During the late imperial period (1100.1911), the Chinese documented local information on almost every part of the imperial realm into generations of local gazetteers (difangzhi or fangzhi). “Local gazetteers are chronicles of the history, present conditions, and noted people of local areas, arranged by topic (Brook 1988: 49.72).” In addition to the detailed accounts of taxation and population records, local customs, governmental policies, biographies of native notables and local historical events, these gazetteers also include primitive maps of towns and other local landmarks. However, there are two obvious limitations to consulting these highly specialized sources when performing geographical and historical research. First, the primitive maps and diagrams of these gazetteers provide insufficient coordination for modern cartography, and give few hints related to spatial analysis (Fig. 11.1). In other words, it would not be worthwhile to handle them directly as secondary sources to be converted into Geographical Information System (GIS) raster data by computer scanning. Second, although much of the information provided by the gazetteers is extremely precise in spatial terms, without a reliable unit platform for sub-county divisions and landscape structures, they can only be analyzed verbally at the county (xian ãp), prefectural (fu) and even provincial levels. It used to be almost impossible to conduct a meso-level analysis of the individual households and the county, i.e., the basic units of Chinese imperial control.
|Title of host publication||Space-Time Integration in Geography and GIScience|
|Subtitle of host publication||Research Frontiers in the US and China|
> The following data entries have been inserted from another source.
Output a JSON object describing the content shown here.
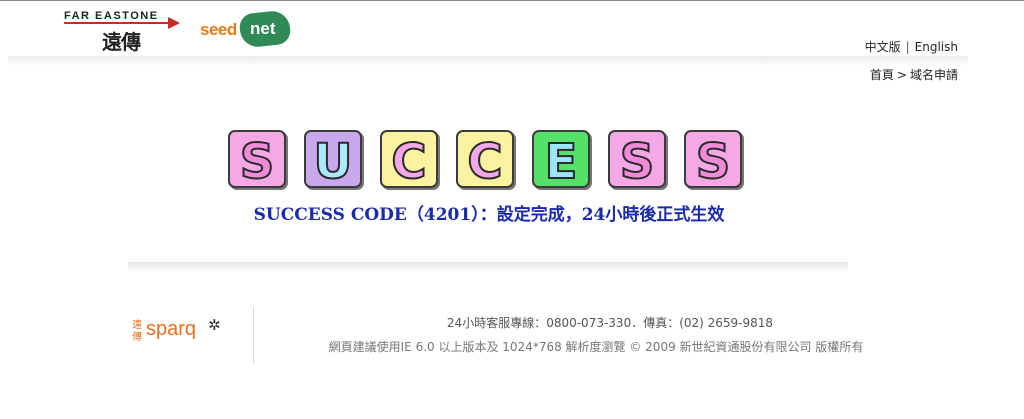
{
  "header": {
    "fet_logo_text": "FAR EASTONE",
    "fet_logo_chinese": "遠傳",
    "seednet_logo": {
      "seed": "seed",
      "net": "net"
    },
    "lang": {
      "chinese": "中文版",
      "separator": "|",
      "english": "English"
    },
    "breadcrumb": {
      "home": "首頁",
      "separator": ">",
      "current": "域名申請"
    }
  },
  "main": {
    "success_tiles": [
      {
        "letter": "S",
        "bg": "#f4a8e6",
        "fg": "#f18ad8"
      },
      {
        "letter": "U",
        "bg": "#c9a8ec",
        "fg": "#a9e8ff"
      },
      {
        "letter": "C",
        "bg": "#fbf3a0",
        "fg": "#f4a8e6"
      },
      {
        "letter": "C",
        "bg": "#fbf3a0",
        "fg": "#f4a8e6"
      },
      {
        "letter": "E",
        "bg": "#54e16a",
        "fg": "#9de6ff"
      },
      {
        "letter": "S",
        "bg": "#f4a8e6",
        "fg": "#f18ad8"
      },
      {
        "letter": "S",
        "bg": "#f4a8e6",
        "fg": "#f18ad8"
      }
    ],
    "message": "SUCCESS CODE（4201）：設定完成，24小時後正式生效"
  },
  "footer": {
    "sparq_chinese": "遠傳",
    "sparq_word": "sparq",
    "sparq_star": "✲",
    "contact": "24小時客服專線：0800-073-330．傳真：(02) 2659-9818",
    "copyright": "網頁建議使用IE 6.0 以上版本及 1024*768 解析度瀏覽 © 2009 新世紀資通股份有限公司 版權所有"
  },
  "colors": {
    "message": "#1a2aa8",
    "fet_red": "#cc2a2a",
    "seed_orange": "#e27c1f",
    "seednet_green": "#2f8a55",
    "sparq_orange": "#e8711f"
  }
}
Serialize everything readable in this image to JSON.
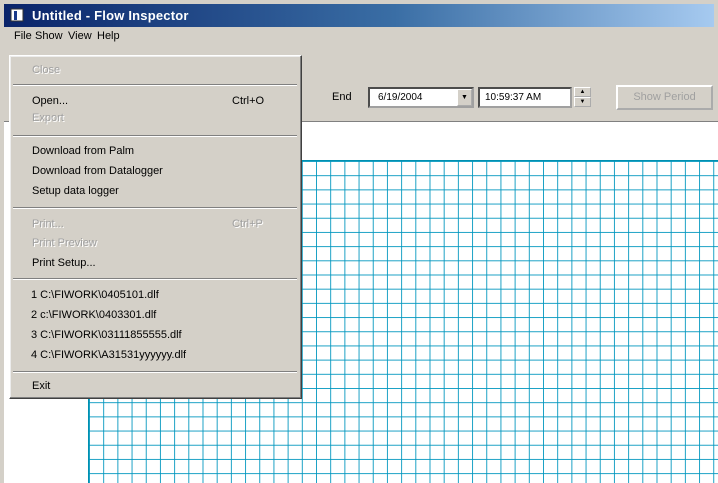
{
  "window": {
    "title": "Untitled - Flow Inspector"
  },
  "menubar": [
    "File",
    "Show",
    "View",
    "Help"
  ],
  "toolbar": {
    "end_label": "End",
    "end_date": "6/19/2004",
    "end_time": "10:59:37 AM",
    "show_period_label": "Show Period"
  },
  "file_menu": {
    "close": "Close",
    "open": "Open...",
    "open_shortcut": "Ctrl+O",
    "export": "Export",
    "download_palm": "Download from Palm",
    "download_datalogger": "Download from Datalogger",
    "setup_datalogger": "Setup data logger",
    "print": "Print...",
    "print_shortcut": "Ctrl+P",
    "print_preview": "Print Preview",
    "print_setup": "Print Setup...",
    "recent": [
      "1 C:\\FIWORK\\0405101.dlf",
      "2 c:\\FIWORK\\0403301.dlf",
      "3 C:\\FIWORK\\03111855555.dlf",
      "4 C:\\FIWORK\\A31531yyyyyy.dlf"
    ],
    "exit": "Exit"
  },
  "colors": {
    "title_bar": "#0a246a",
    "grid": "#0096be",
    "selection": "#0a246a"
  }
}
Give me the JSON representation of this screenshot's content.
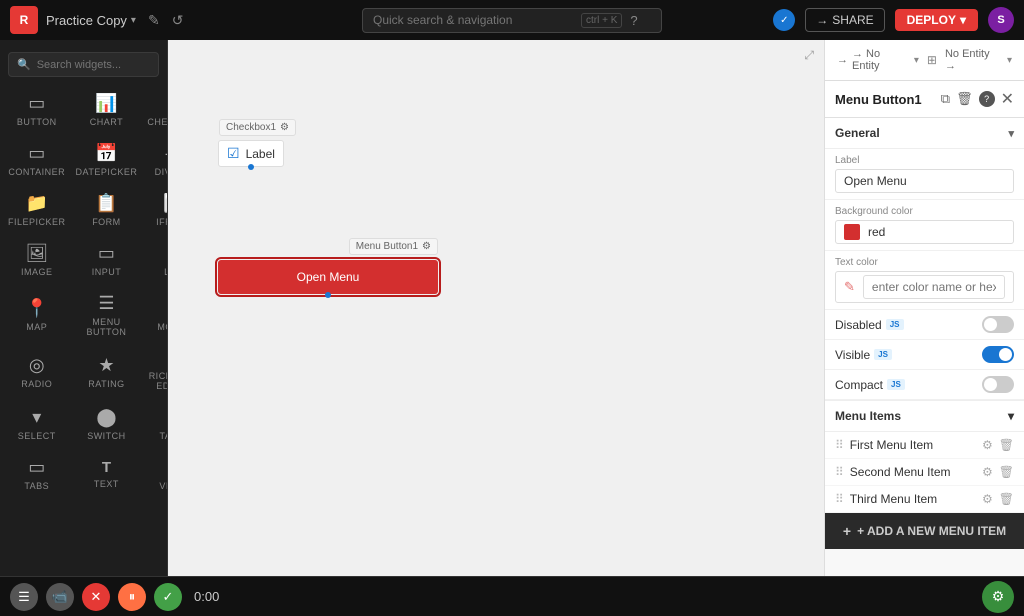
{
  "topbar": {
    "logo_text": "R",
    "project_name": "Practice Copy",
    "pencil_icon": "✎",
    "history_icon": "↺",
    "search_placeholder": "Quick search & navigation",
    "search_shortcut": "ctrl + K",
    "help_icon": "?",
    "verified_icon": "✓",
    "share_label": "SHARE",
    "deploy_label": "DEPLOY",
    "deploy_arrow": "▾",
    "avatar_label": "S"
  },
  "sidebar": {
    "search_placeholder": "Search widgets...",
    "widgets": [
      {
        "icon": "▭",
        "label": "BUTTON"
      },
      {
        "icon": "📊",
        "label": "CHART"
      },
      {
        "icon": "☑",
        "label": "CHECKBOX"
      },
      {
        "icon": "▭",
        "label": "CONTAINER"
      },
      {
        "icon": "📅",
        "label": "DATEPICKER"
      },
      {
        "icon": "—",
        "label": "DIVIDER"
      },
      {
        "icon": "📁",
        "label": "FILEPICKER"
      },
      {
        "icon": "📋",
        "label": "FORM"
      },
      {
        "icon": "⬜",
        "label": "IFRAME"
      },
      {
        "icon": "🖼",
        "label": "IMAGE"
      },
      {
        "icon": "▭",
        "label": "INPUT"
      },
      {
        "icon": "≡",
        "label": "LIST",
        "beta": true
      },
      {
        "icon": "📍",
        "label": "MAP"
      },
      {
        "icon": "☰",
        "label": "MENU BUTTON"
      },
      {
        "icon": "◻",
        "label": "MODAL"
      },
      {
        "icon": "◎",
        "label": "RADIO"
      },
      {
        "icon": "★",
        "label": "RATING"
      },
      {
        "icon": "T",
        "label": "RICH TEXT EDITOR"
      },
      {
        "icon": "▾",
        "label": "SELECT"
      },
      {
        "icon": "⬤",
        "label": "SWITCH"
      },
      {
        "icon": "▦",
        "label": "TABLE"
      },
      {
        "icon": "▭",
        "label": "TABS"
      },
      {
        "icon": "T",
        "label": "TEXT"
      },
      {
        "icon": "▷",
        "label": "VIDEO"
      }
    ]
  },
  "canvas": {
    "checkbox_label": "Checkbox1",
    "checkbox_gear": "⚙",
    "checkbox_text": "Label",
    "menubutton_label": "Menu Button1",
    "menubutton_gear": "⚙",
    "menubutton_text": "Open Menu"
  },
  "panel": {
    "entity_left": "→ No Entity",
    "entity_right": "No Entity →",
    "entity_grid_icon": "⊞",
    "title": "Menu Button1",
    "copy_icon": "⧉",
    "delete_icon": "🗑",
    "help_icon": "?",
    "close_icon": "✕",
    "general_section": "General",
    "general_chevron": "▾",
    "label_field": "Label",
    "label_value": "Open Menu",
    "bg_color_label": "Background color",
    "bg_color_value": "red",
    "text_color_label": "Text color",
    "text_color_placeholder": "enter color name or hex",
    "disabled_label": "Disabled",
    "disabled_js": "JS",
    "visible_label": "Visible",
    "visible_js": "JS",
    "compact_label": "Compact",
    "compact_js": "JS",
    "menu_items_section": "Menu Items",
    "menu_items_chevron": "▾",
    "menu_items": [
      {
        "label": "First Menu Item"
      },
      {
        "label": "Second Menu Item"
      },
      {
        "label": "Third Menu Item"
      }
    ],
    "add_menu_item_label": "+ ADD A NEW MENU ITEM"
  },
  "bottom_bar": {
    "timer": "0:00"
  }
}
|Number of pages||14|
|Publication status||Published - 2015|
Scopus Subject Areas
- Earth and Planetary Sciences(all)